Data about app and page elements
○ ○ ○ ○

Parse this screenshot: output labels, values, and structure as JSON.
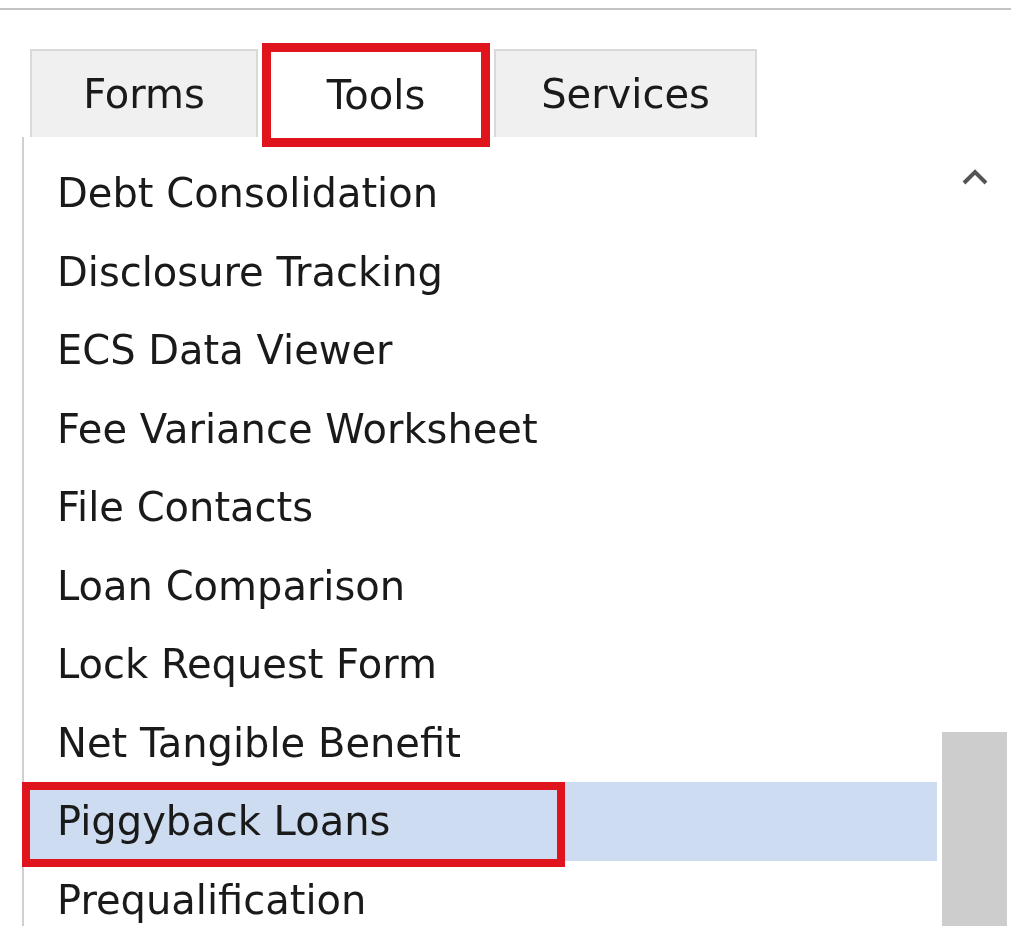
{
  "tabs": [
    {
      "label": "Forms",
      "selected": false,
      "highlighted": false
    },
    {
      "label": "Tools",
      "selected": true,
      "highlighted": true
    },
    {
      "label": "Services",
      "selected": false,
      "highlighted": false
    }
  ],
  "items": [
    {
      "label": "Debt Consolidation",
      "selected": false,
      "highlighted": false
    },
    {
      "label": "Disclosure Tracking",
      "selected": false,
      "highlighted": false
    },
    {
      "label": "ECS Data Viewer",
      "selected": false,
      "highlighted": false
    },
    {
      "label": "Fee Variance Worksheet",
      "selected": false,
      "highlighted": false
    },
    {
      "label": "File Contacts",
      "selected": false,
      "highlighted": false
    },
    {
      "label": "Loan Comparison",
      "selected": false,
      "highlighted": false
    },
    {
      "label": "Lock Request Form",
      "selected": false,
      "highlighted": false
    },
    {
      "label": "Net Tangible Benefit",
      "selected": false,
      "highlighted": false
    },
    {
      "label": "Piggyback Loans",
      "selected": true,
      "highlighted": true
    },
    {
      "label": "Prequalification",
      "selected": false,
      "highlighted": false
    }
  ]
}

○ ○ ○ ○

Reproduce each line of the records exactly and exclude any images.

Parse this screenshot: output labels, values, and structure as JSON.
{
  "tabs": [
    {
      "label": "Forms",
      "selected": false,
      "highlighted": false
    },
    {
      "label": "Tools",
      "selected": true,
      "highlighted": true
    },
    {
      "label": "Services",
      "selected": false,
      "highlighted": false
    }
  ],
  "items": [
    {
      "label": "Debt Consolidation",
      "selected": false,
      "highlighted": false
    },
    {
      "label": "Disclosure Tracking",
      "selected": false,
      "highlighted": false
    },
    {
      "label": "ECS Data Viewer",
      "selected": false,
      "highlighted": false
    },
    {
      "label": "Fee Variance Worksheet",
      "selected": false,
      "highlighted": false
    },
    {
      "label": "File Contacts",
      "selected": false,
      "highlighted": false
    },
    {
      "label": "Loan Comparison",
      "selected": false,
      "highlighted": false
    },
    {
      "label": "Lock Request Form",
      "selected": false,
      "highlighted": false
    },
    {
      "label": "Net Tangible Benefit",
      "selected": false,
      "highlighted": false
    },
    {
      "label": "Piggyback Loans",
      "selected": true,
      "highlighted": true
    },
    {
      "label": "Prequalification",
      "selected": false,
      "highlighted": false
    }
  ]
}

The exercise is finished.